DATA SHOWN Block Start
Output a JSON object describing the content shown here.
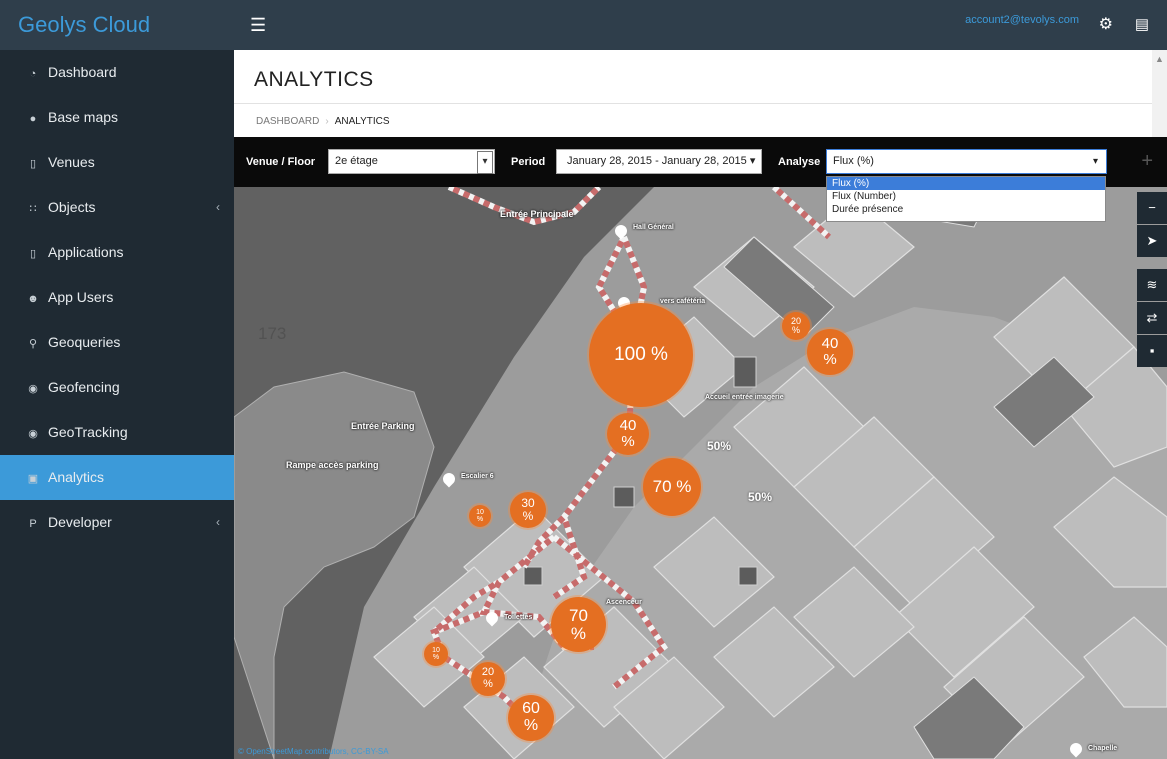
{
  "app": {
    "brand": "Geolys Cloud",
    "account": "account2@tevolys.com"
  },
  "sidebar": {
    "items": [
      {
        "label": "Dashboard",
        "icon": "dashboard-icon",
        "glyph": "◔"
      },
      {
        "label": "Base maps",
        "icon": "globe-icon",
        "glyph": "●"
      },
      {
        "label": "Venues",
        "icon": "building-icon",
        "glyph": "▯"
      },
      {
        "label": "Objects",
        "icon": "signal-icon",
        "glyph": "∷",
        "chevron": "‹"
      },
      {
        "label": "Applications",
        "icon": "mobile-icon",
        "glyph": "▯"
      },
      {
        "label": "App Users",
        "icon": "users-icon",
        "glyph": "☻"
      },
      {
        "label": "Geoqueries",
        "icon": "search-icon",
        "glyph": "⚲"
      },
      {
        "label": "Geofencing",
        "icon": "target-icon",
        "glyph": "◉"
      },
      {
        "label": "GeoTracking",
        "icon": "eye-icon",
        "glyph": "◉"
      },
      {
        "label": "Analytics",
        "icon": "chart-icon",
        "glyph": "▣",
        "active": true
      },
      {
        "label": "Developer",
        "icon": "code-icon",
        "glyph": "P",
        "chevron": "‹"
      }
    ]
  },
  "page": {
    "title": "ANALYTICS"
  },
  "breadcrumb": {
    "home": "DASHBOARD",
    "separator": "›",
    "current": "ANALYTICS"
  },
  "filters": {
    "venue_label": "Venue / Floor",
    "venue_value": "2e étage",
    "period_label": "Period",
    "period_value": "January 28, 2015 - January 28, 2015",
    "analyse_label": "Analyse",
    "analyse_value": "Flux (%)",
    "analyse_options": [
      "Flux (%)",
      "Flux (Number)",
      "Durée présence"
    ]
  },
  "map": {
    "labels": {
      "entree_principale": "Entrée Principale",
      "hall_general": "Hall Général",
      "vers_cafeteria": "vers cafétéria",
      "accueil": "Accueil entrée imagerie",
      "entree_parking": "Entrée Parking",
      "rampe": "Rampe accès parking",
      "escalier": "Escalier 6",
      "toilettes": "Toilettes",
      "ascenceur": "Ascenceur",
      "chapelle": "Chapelle",
      "room_173": "173",
      "pct_a": "50%",
      "pct_b": "50%"
    },
    "bubbles": [
      "100 %",
      "40\n%",
      "70 %",
      "40\n%",
      "20\n%",
      "30\n%",
      "10\n%",
      "70\n%",
      "10\n%",
      "20\n%",
      "60\n%"
    ],
    "attribution": "© OpenStreetMap contributors, CC-BY-SA"
  },
  "colors": {
    "accent": "#3c9ad9",
    "bubble": "#e46f22",
    "sidebar": "#1f2a33"
  }
}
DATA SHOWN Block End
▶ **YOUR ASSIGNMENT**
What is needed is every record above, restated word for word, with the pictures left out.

▶ **SOLUTION BELOW**
Output a JSON object describing the content shown here.
{
  "app": {
    "brand": "Geolys Cloud",
    "account": "account2@tevolys.com"
  },
  "sidebar": {
    "items": [
      {
        "label": "Dashboard",
        "icon": "dashboard-icon",
        "glyph": "◔"
      },
      {
        "label": "Base maps",
        "icon": "globe-icon",
        "glyph": "●"
      },
      {
        "label": "Venues",
        "icon": "building-icon",
        "glyph": "▯"
      },
      {
        "label": "Objects",
        "icon": "signal-icon",
        "glyph": "∷",
        "chevron": "‹"
      },
      {
        "label": "Applications",
        "icon": "mobile-icon",
        "glyph": "▯"
      },
      {
        "label": "App Users",
        "icon": "users-icon",
        "glyph": "☻"
      },
      {
        "label": "Geoqueries",
        "icon": "search-icon",
        "glyph": "⚲"
      },
      {
        "label": "Geofencing",
        "icon": "target-icon",
        "glyph": "◉"
      },
      {
        "label": "GeoTracking",
        "icon": "eye-icon",
        "glyph": "◉"
      },
      {
        "label": "Analytics",
        "icon": "chart-icon",
        "glyph": "▣",
        "active": true
      },
      {
        "label": "Developer",
        "icon": "code-icon",
        "glyph": "P",
        "chevron": "‹"
      }
    ]
  },
  "page": {
    "title": "ANALYTICS"
  },
  "breadcrumb": {
    "home": "DASHBOARD",
    "separator": "›",
    "current": "ANALYTICS"
  },
  "filters": {
    "venue_label": "Venue / Floor",
    "venue_value": "2e étage",
    "period_label": "Period",
    "period_value": "January 28, 2015 - January 28, 2015",
    "analyse_label": "Analyse",
    "analyse_value": "Flux (%)",
    "analyse_options": [
      "Flux (%)",
      "Flux (Number)",
      "Durée présence"
    ]
  },
  "map": {
    "labels": {
      "entree_principale": "Entrée Principale",
      "hall_general": "Hall Général",
      "vers_cafeteria": "vers cafétéria",
      "accueil": "Accueil entrée imagerie",
      "entree_parking": "Entrée Parking",
      "rampe": "Rampe accès parking",
      "escalier": "Escalier 6",
      "toilettes": "Toilettes",
      "ascenceur": "Ascenceur",
      "chapelle": "Chapelle",
      "room_173": "173",
      "pct_a": "50%",
      "pct_b": "50%"
    },
    "bubbles": [
      "100 %",
      "40\n%",
      "70 %",
      "40\n%",
      "20\n%",
      "30\n%",
      "10\n%",
      "70\n%",
      "10\n%",
      "20\n%",
      "60\n%"
    ],
    "attribution": "© OpenStreetMap contributors, CC-BY-SA"
  },
  "colors": {
    "accent": "#3c9ad9",
    "bubble": "#e46f22",
    "sidebar": "#1f2a33"
  }
}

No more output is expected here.